Originally published on Feb 5, 2014 on YouTube, this video shows a dataset graphically with various colors that represent different entity types as follows:

  • Blue: Domain
  • Yellow: IP address
  • Green: AS number

The edges between the nodes in the graph represent different connection types:

  • Domain to IP: A certain domain is mapped to a certain IP
  • IP to ASN: A certain IP belongs to a certain ASN
  • Domain to Domain: Related domain or Co-occurrences

This is a nice example of the type of visualization needed for cyberspace situational awareness. Each node in the graph is an object in the object-base. The user should be able to filter and drill down as required.

For example, if using augmented reality (AR) tools, the user should be able to visualize the network as a graph of objects connected at the network layer (not necessarily at the physical layer). This means when one object (a client process on a computer) establishes a connection with another object (a server, for example), the colors of both objects change and become nodes in a graph where the connection is represented as an edge.

Then, the user can “travel” though the network using hand gestures and drill down and view what is going on any object they have access rights to view. For example, they could filter the view to an application view of the objects, if necessary. If the client (for example a state actor) had successfully gained access to an object, the user could open the object and then view an augmented graphical representation of the file system of that object. For example, if the object was capable of showing changes to the file system (foe example using iNotify tools on a Linux server), the graph could illustrate changes to the file system in real time.

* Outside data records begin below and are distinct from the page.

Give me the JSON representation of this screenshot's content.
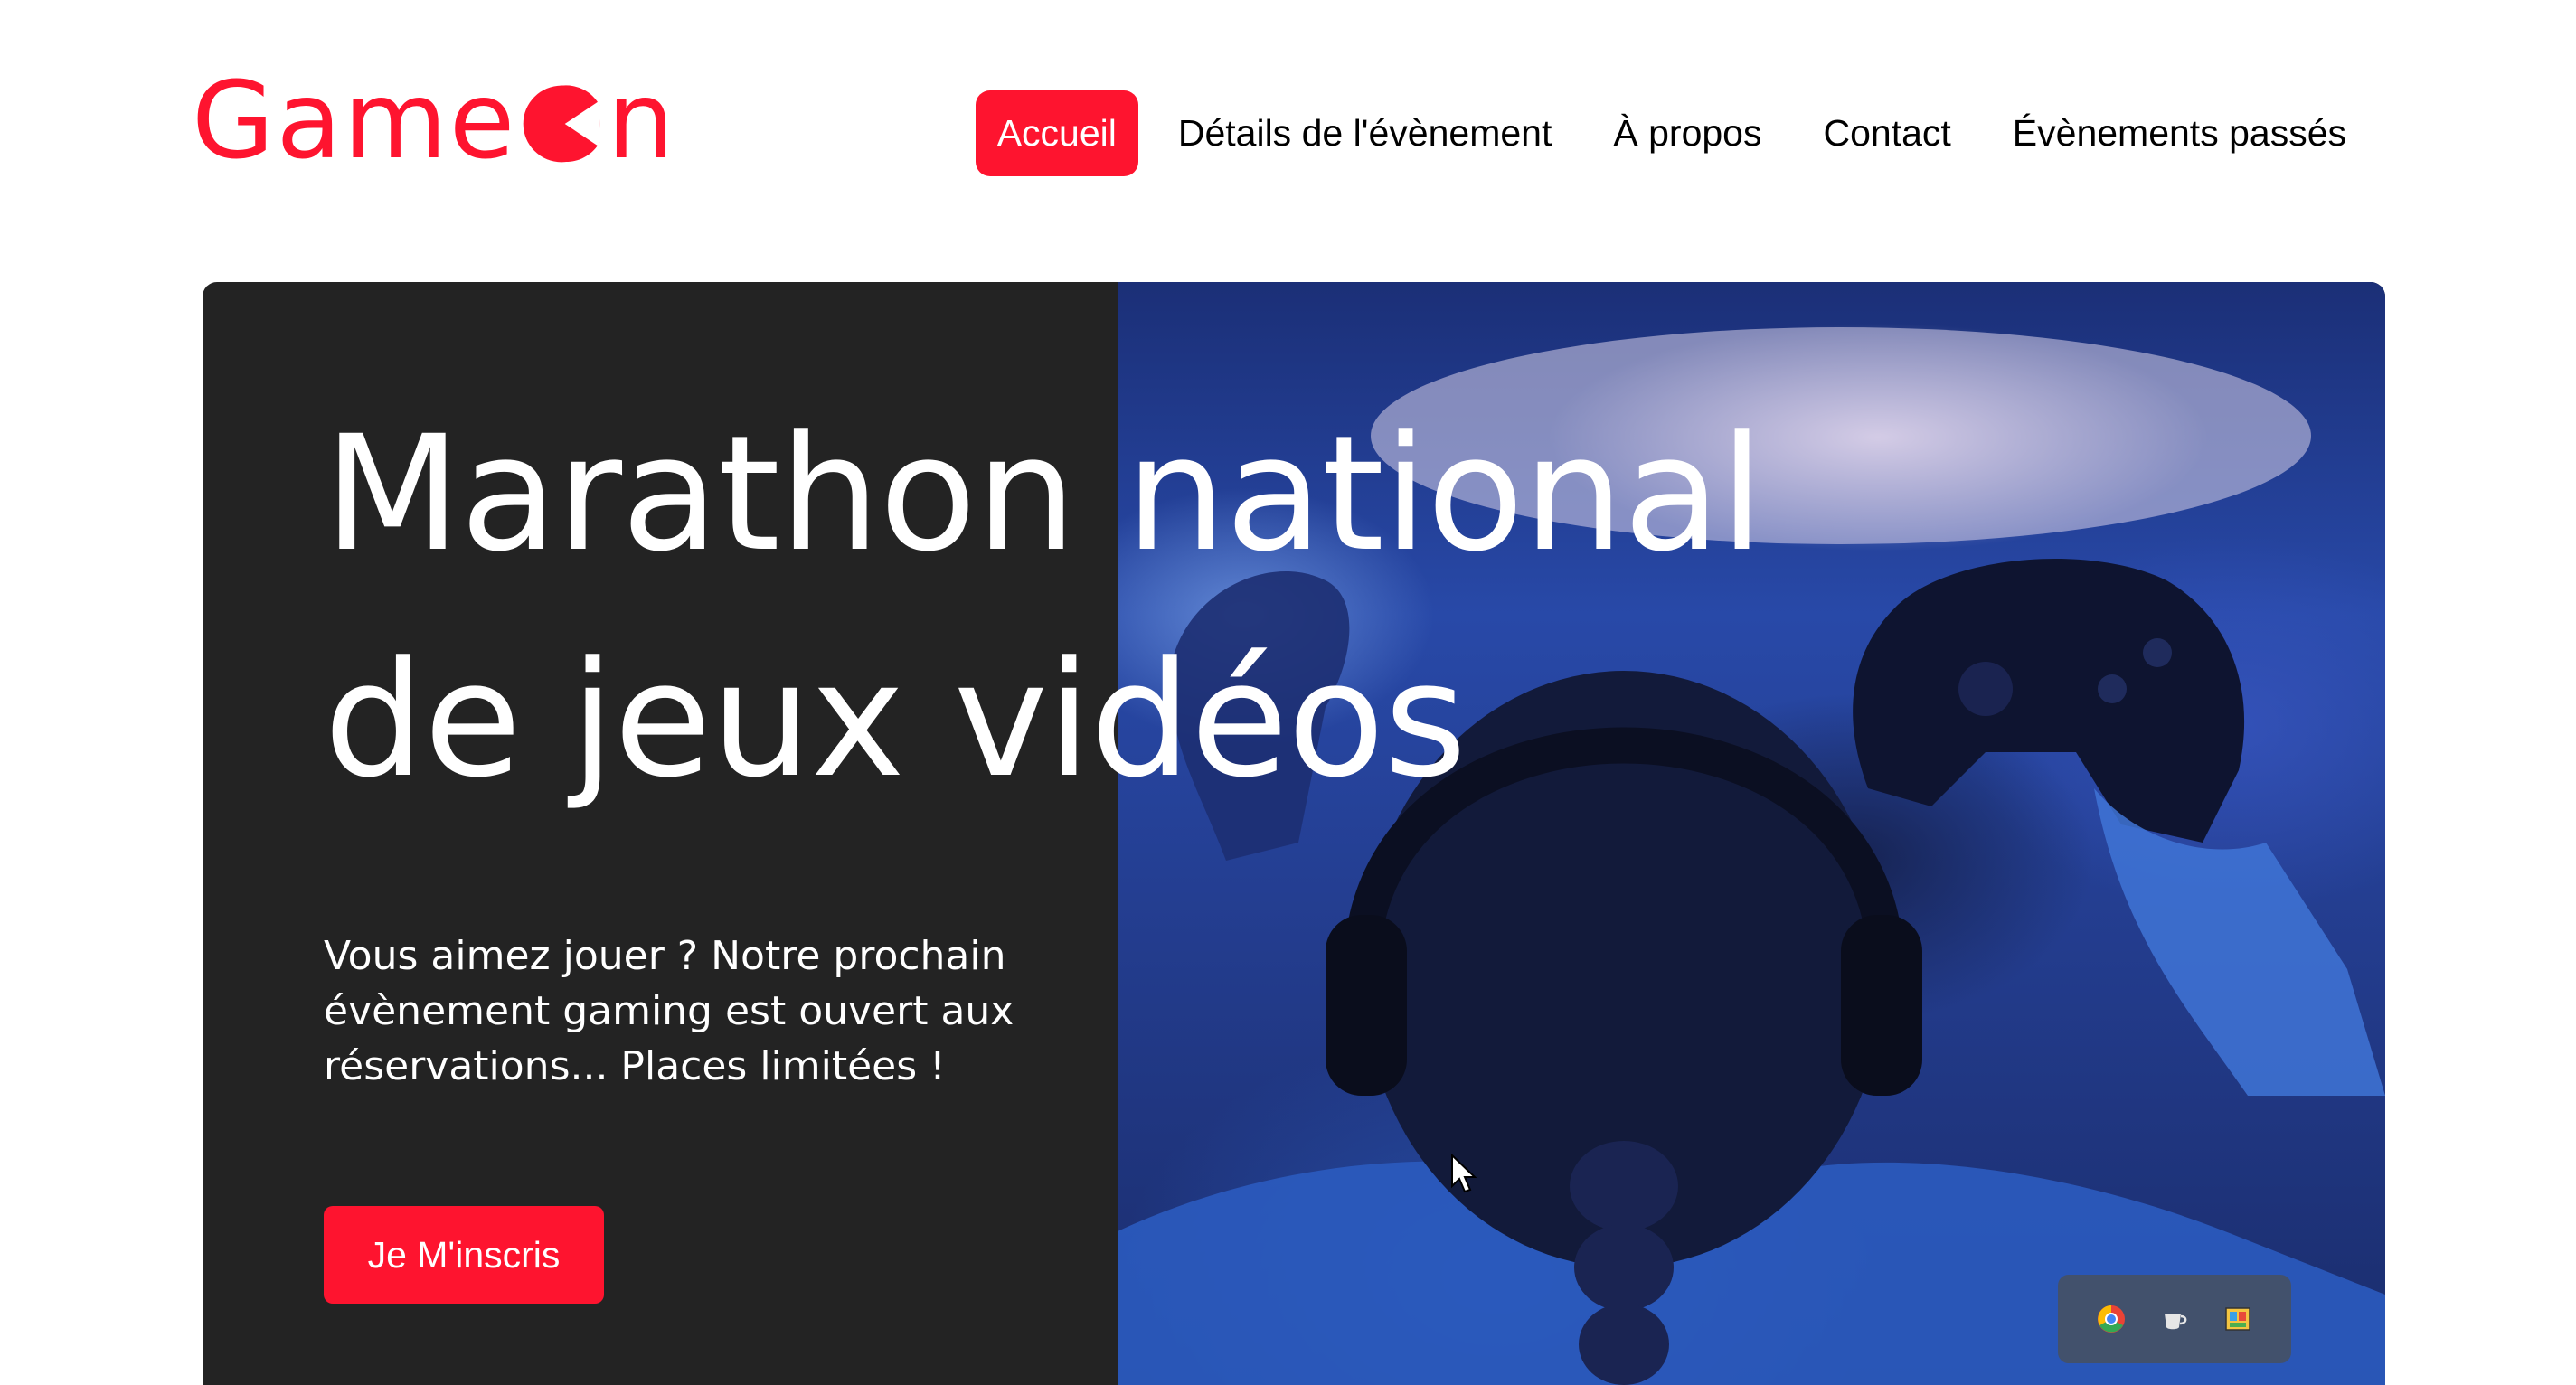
{
  "brand": {
    "logo_text_before": "Game",
    "logo_text_after": "n",
    "accent_color": "#fe142f"
  },
  "nav": {
    "items": [
      {
        "label": "Accueil",
        "active": true
      },
      {
        "label": "Détails de l'évènement",
        "active": false
      },
      {
        "label": "À propos",
        "active": false
      },
      {
        "label": "Contact",
        "active": false
      },
      {
        "label": "Évènements passés",
        "active": false
      }
    ]
  },
  "hero": {
    "title": "Marathon national\nde jeux vidéos",
    "text": "Vous aimez jouer ? Notre prochain évènement gaming est ouvert aux réservations... Places limitées !",
    "cta_label": "Je M'inscris",
    "panel_color": "#232323"
  },
  "floating_toolbar": {
    "icons": [
      "chrome-icon",
      "coffee-cup-icon",
      "photo-gallery-icon"
    ]
  }
}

This is the kind of visualization needed to realize cyberspace situational awareness.